A new Legal Services Bill aimed at modernising the regulatory system for legal professionals has been published.

The proposed legislation, which repeals and replaces the Legal Practitioners Bill, seeks to provide a mechanism to deal with professional misconduct, regulate the practice of Cayman Islands law and provide for a system of legal education.

A government press release on the bill stated, “The number of attorneys and the nature of law practice in the Cayman Islands have changed significantly over the decades to the point of rendering the current Legal Practitioners Law almost obsolete, hence the need for a new Law.”

David Collins, president of the Cayman Islands Legal Practitioners Association, welcomed the publication of the new law, but said the organisation had yet to consult with its membership on the legislation.

“Government clearly recognises the need for change to what is now a 50-year-old regime to regulate the legal profession,” he said. “The CILPA council supports that need for change. We appreciate that there have been numerous failed attempts to update the regulatory regime in the past, but in our view this bill contains many important elements that are needed to modernise the regulatory regime, such as the code of conduct.”

Prior to this bill, the former Progressives-led administration under Premier Alden McLaughlin introduced a Legal Practitioners Bill in 2017 to update the 2015 revised version of the law.

However, that attempt was met with widespread opposition, and McLaughlin later withdrew the legislation.

Collins said the Legal Services Bill is critical to the Cayman Islands.

“It is essential to protect local residents who engage attorneys, and [is] an important component of our financial services industry. We will be consulting with our members and other stakeholders over the course of the next few weeks on the bill,” he said.
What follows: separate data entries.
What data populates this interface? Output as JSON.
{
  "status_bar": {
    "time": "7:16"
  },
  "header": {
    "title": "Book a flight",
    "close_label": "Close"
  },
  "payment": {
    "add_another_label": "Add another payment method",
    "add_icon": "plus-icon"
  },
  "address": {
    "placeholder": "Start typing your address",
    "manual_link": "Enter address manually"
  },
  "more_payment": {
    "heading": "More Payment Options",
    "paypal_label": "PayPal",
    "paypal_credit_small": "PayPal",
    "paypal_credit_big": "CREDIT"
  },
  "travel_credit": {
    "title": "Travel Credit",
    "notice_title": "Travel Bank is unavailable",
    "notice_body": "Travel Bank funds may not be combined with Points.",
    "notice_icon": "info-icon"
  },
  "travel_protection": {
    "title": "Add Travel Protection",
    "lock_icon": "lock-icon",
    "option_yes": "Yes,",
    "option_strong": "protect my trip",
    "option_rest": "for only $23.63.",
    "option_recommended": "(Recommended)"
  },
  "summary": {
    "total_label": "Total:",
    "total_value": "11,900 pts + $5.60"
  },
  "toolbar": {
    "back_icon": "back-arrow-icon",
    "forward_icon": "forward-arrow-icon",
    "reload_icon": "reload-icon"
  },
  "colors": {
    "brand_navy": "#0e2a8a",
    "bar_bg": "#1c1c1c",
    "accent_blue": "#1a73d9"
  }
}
The law proposes the creation of a Cayman Islands Legal Services Board consisting of the chief justice, the attorney general, a non-practising attorney-at-law appointed by the premier; and a non-practising attorney-at-law appointed by the leader of the opposition.
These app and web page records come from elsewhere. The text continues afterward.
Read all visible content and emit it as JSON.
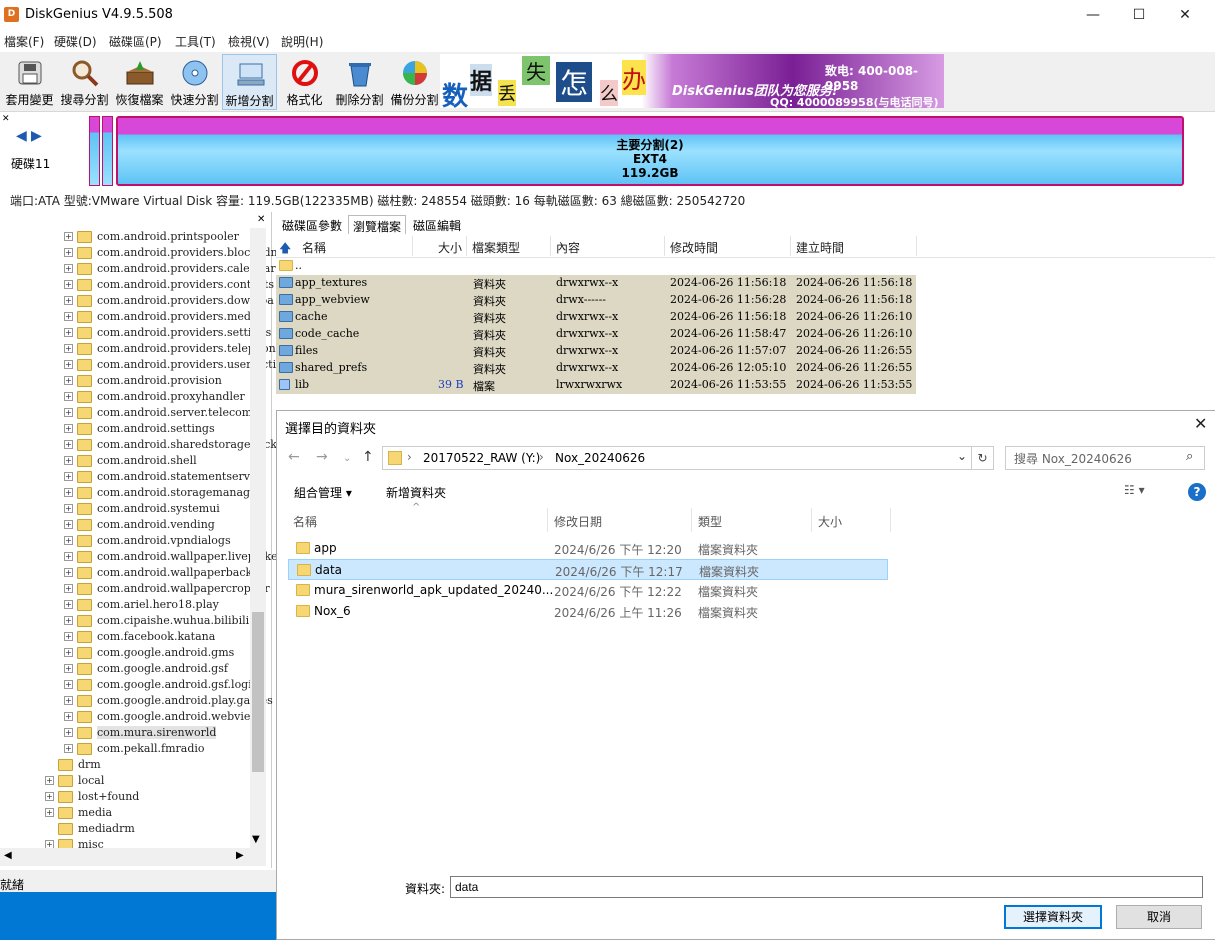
{
  "app": {
    "title": "DiskGenius V4.9.5.508",
    "icon_text": "D"
  },
  "window": {
    "min": "—",
    "max": "☐",
    "close": "✕"
  },
  "menu": [
    "檔案(F)",
    "硬碟(D)",
    "磁碟區(P)",
    "工具(T)",
    "檢視(V)",
    "說明(H)"
  ],
  "toolbar": [
    {
      "label": "套用變更",
      "icon": "save-disk-icon"
    },
    {
      "label": "搜尋分割",
      "icon": "magnifier-icon"
    },
    {
      "label": "恢復檔案",
      "icon": "recover-box-icon"
    },
    {
      "label": "快速分割",
      "icon": "disc-icon"
    },
    {
      "label": "新增分割",
      "icon": "new-partition-icon"
    },
    {
      "label": "格式化",
      "icon": "format-icon"
    },
    {
      "label": "刪除分割",
      "icon": "trash-icon"
    },
    {
      "label": "備份分割",
      "icon": "backup-pie-icon"
    }
  ],
  "banner": {
    "chars": [
      "数",
      "据",
      "丢",
      "失",
      "怎",
      "么",
      "办"
    ],
    "brand": "DiskGenius团队为您服务!",
    "phone": "致电: 400-008-9958",
    "qq": "QQ: 4000089958(与电话同号)"
  },
  "disk": {
    "label": "硬碟11",
    "partition_name": "主要分割(2)",
    "partition_fs": "EXT4",
    "partition_size": "119.2GB",
    "info": "端口:ATA 型號:VMware Virtual Disk 容量: 119.5GB(122335MB) 磁柱數: 248554 磁頭數: 16 每軌磁區數: 63 總磁區數: 250542720"
  },
  "tree": [
    {
      "label": "com.android.printspooler",
      "indent": 2,
      "expand": true
    },
    {
      "label": "com.android.providers.blockedn",
      "indent": 2,
      "expand": true
    },
    {
      "label": "com.android.providers.calendar",
      "indent": 2,
      "expand": true
    },
    {
      "label": "com.android.providers.contacts",
      "indent": 2,
      "expand": true
    },
    {
      "label": "com.android.providers.downloa",
      "indent": 2,
      "expand": true
    },
    {
      "label": "com.android.providers.media",
      "indent": 2,
      "expand": true
    },
    {
      "label": "com.android.providers.settings",
      "indent": 2,
      "expand": true
    },
    {
      "label": "com.android.providers.telephon",
      "indent": 2,
      "expand": true
    },
    {
      "label": "com.android.providers.userdictic",
      "indent": 2,
      "expand": true
    },
    {
      "label": "com.android.provision",
      "indent": 2,
      "expand": true
    },
    {
      "label": "com.android.proxyhandler",
      "indent": 2,
      "expand": true
    },
    {
      "label": "com.android.server.telecom",
      "indent": 2,
      "expand": true
    },
    {
      "label": "com.android.settings",
      "indent": 2,
      "expand": true
    },
    {
      "label": "com.android.sharedstoragebacku",
      "indent": 2,
      "expand": true
    },
    {
      "label": "com.android.shell",
      "indent": 2,
      "expand": true
    },
    {
      "label": "com.android.statementservice",
      "indent": 2,
      "expand": true
    },
    {
      "label": "com.android.storagemanager",
      "indent": 2,
      "expand": true
    },
    {
      "label": "com.android.systemui",
      "indent": 2,
      "expand": true
    },
    {
      "label": "com.android.vending",
      "indent": 2,
      "expand": true
    },
    {
      "label": "com.android.vpndialogs",
      "indent": 2,
      "expand": true
    },
    {
      "label": "com.android.wallpaper.livepicke",
      "indent": 2,
      "expand": true
    },
    {
      "label": "com.android.wallpaperbackup",
      "indent": 2,
      "expand": true
    },
    {
      "label": "com.android.wallpapercropper",
      "indent": 2,
      "expand": true
    },
    {
      "label": "com.ariel.hero18.play",
      "indent": 2,
      "expand": true
    },
    {
      "label": "com.cipaishe.wuhua.bilibili",
      "indent": 2,
      "expand": true
    },
    {
      "label": "com.facebook.katana",
      "indent": 2,
      "expand": true
    },
    {
      "label": "com.google.android.gms",
      "indent": 2,
      "expand": true
    },
    {
      "label": "com.google.android.gsf",
      "indent": 2,
      "expand": true
    },
    {
      "label": "com.google.android.gsf.login",
      "indent": 2,
      "expand": true
    },
    {
      "label": "com.google.android.play.games",
      "indent": 2,
      "expand": true
    },
    {
      "label": "com.google.android.webview",
      "indent": 2,
      "expand": true
    },
    {
      "label": "com.mura.sirenworld",
      "indent": 2,
      "expand": true,
      "selected": true
    },
    {
      "label": "com.pekall.fmradio",
      "indent": 2,
      "expand": true
    },
    {
      "label": "drm",
      "indent": 1,
      "expand": false
    },
    {
      "label": "local",
      "indent": 1,
      "expand": true
    },
    {
      "label": "lost+found",
      "indent": 1,
      "expand": true
    },
    {
      "label": "media",
      "indent": 1,
      "expand": true
    },
    {
      "label": "mediadrm",
      "indent": 1,
      "expand": false
    },
    {
      "label": "misc",
      "indent": 1,
      "expand": true
    }
  ],
  "status": "就緒",
  "right_tabs": [
    "磁碟區參數",
    "瀏覽檔案",
    "磁區編輯"
  ],
  "file_columns": [
    "名稱",
    "大小",
    "檔案類型",
    "內容",
    "修改時間",
    "建立時間"
  ],
  "files": [
    {
      "name": "..",
      "size": "",
      "type": "",
      "attr": "",
      "modified": "",
      "created": "",
      "kind": "up"
    },
    {
      "name": "app_textures",
      "size": "",
      "type": "資料夾",
      "attr": "drwxrwx--x",
      "modified": "2024-06-26 11:56:18",
      "created": "2024-06-26 11:56:18",
      "kind": "folder"
    },
    {
      "name": "app_webview",
      "size": "",
      "type": "資料夾",
      "attr": "drwx------",
      "modified": "2024-06-26 11:56:28",
      "created": "2024-06-26 11:56:18",
      "kind": "folder"
    },
    {
      "name": "cache",
      "size": "",
      "type": "資料夾",
      "attr": "drwxrwx--x",
      "modified": "2024-06-26 11:56:18",
      "created": "2024-06-26 11:26:10",
      "kind": "folder"
    },
    {
      "name": "code_cache",
      "size": "",
      "type": "資料夾",
      "attr": "drwxrwx--x",
      "modified": "2024-06-26 11:58:47",
      "created": "2024-06-26 11:26:10",
      "kind": "folder"
    },
    {
      "name": "files",
      "size": "",
      "type": "資料夾",
      "attr": "drwxrwx--x",
      "modified": "2024-06-26 11:57:07",
      "created": "2024-06-26 11:26:55",
      "kind": "folder"
    },
    {
      "name": "shared_prefs",
      "size": "",
      "type": "資料夾",
      "attr": "drwxrwx--x",
      "modified": "2024-06-26 12:05:10",
      "created": "2024-06-26 11:26:55",
      "kind": "folder"
    },
    {
      "name": "lib",
      "size": "39 B",
      "type": "檔案",
      "attr": "lrwxrwxrwx",
      "modified": "2024-06-26 11:53:55",
      "created": "2024-06-26 11:53:55",
      "kind": "file"
    }
  ],
  "dialog": {
    "title": "選擇目的資料夾",
    "path": [
      "20170522_RAW (Y:)",
      "Nox_20240626"
    ],
    "search_placeholder": "搜尋 Nox_20240626",
    "organize": "組合管理 ▾",
    "new_folder": "新增資料夾",
    "columns": [
      "名稱",
      "修改日期",
      "類型",
      "大小"
    ],
    "items": [
      {
        "name": "app",
        "date": "2024/6/26 下午 12:20",
        "type": "檔案資料夾"
      },
      {
        "name": "data",
        "date": "2024/6/26 下午 12:17",
        "type": "檔案資料夾",
        "selected": true
      },
      {
        "name": "mura_sirenworld_apk_updated_20240...",
        "date": "2024/6/26 下午 12:22",
        "type": "檔案資料夾"
      },
      {
        "name": "Nox_6",
        "date": "2024/6/26 上午 11:26",
        "type": "檔案資料夾"
      }
    ],
    "folder_label": "資料夾:",
    "folder_value": "data",
    "select_button": "選擇資料夾",
    "cancel_button": "取消"
  }
}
The function of the board will be to regulate the practice of law locally, to encourage and promote the upholding of the rule of law, to promote high standards of professional conduct by attorneys, and to encourage and promote the study of law.

The board will also supervise legal education and practical legal training leading to local qualification for admission as an attorney, and establish or supervise a system of law reporting.

The legislation sets out provisions that prohibit a person from practising Cayman Islands law in the islands or in another jurisdiction unless they hold a practising certificate. Breaching this provision can lead to a fine of $100,000 or to imprisonment for two years, or both.

It also outlines requirements for those who have foreign qualifications and are seeking to be admitted as an attorney in Cayman or to practise Cayman Islands law.

The law also establishes a code of conduct for the legal fraternity and empowers the board to investigate complaints and issue disciplinary sanctions against attorneys.

The law gives the board the power to make an interim order to suspend an attorney from practice until an investigation has been completed and any subsequent order made by the board has come into effect.

It also requires a law firm to have an annual operational licence to practise Cayman Islands law.

Under the proposed legislation, Cabinet, in consultation with the board, can make regulations requiring law firms to secure insurance against losses arising from claims of civil liabilities incurred by practising Cayman Islands law and by any legal business associated with the practice of Cayman Islands law.

The bill has been gazetted, along with an executive summary, and is now open for public consultation. Comments on the bill can be submitted to Tesia Scott at [email protected] in the Government Administration Building, Portfolio of Legal Affairs. The deadline for receipt of submissions is 24 Nov.

Support local journalism. Subscribe to the all-access pass for the Cayman Compass.

Subscribe now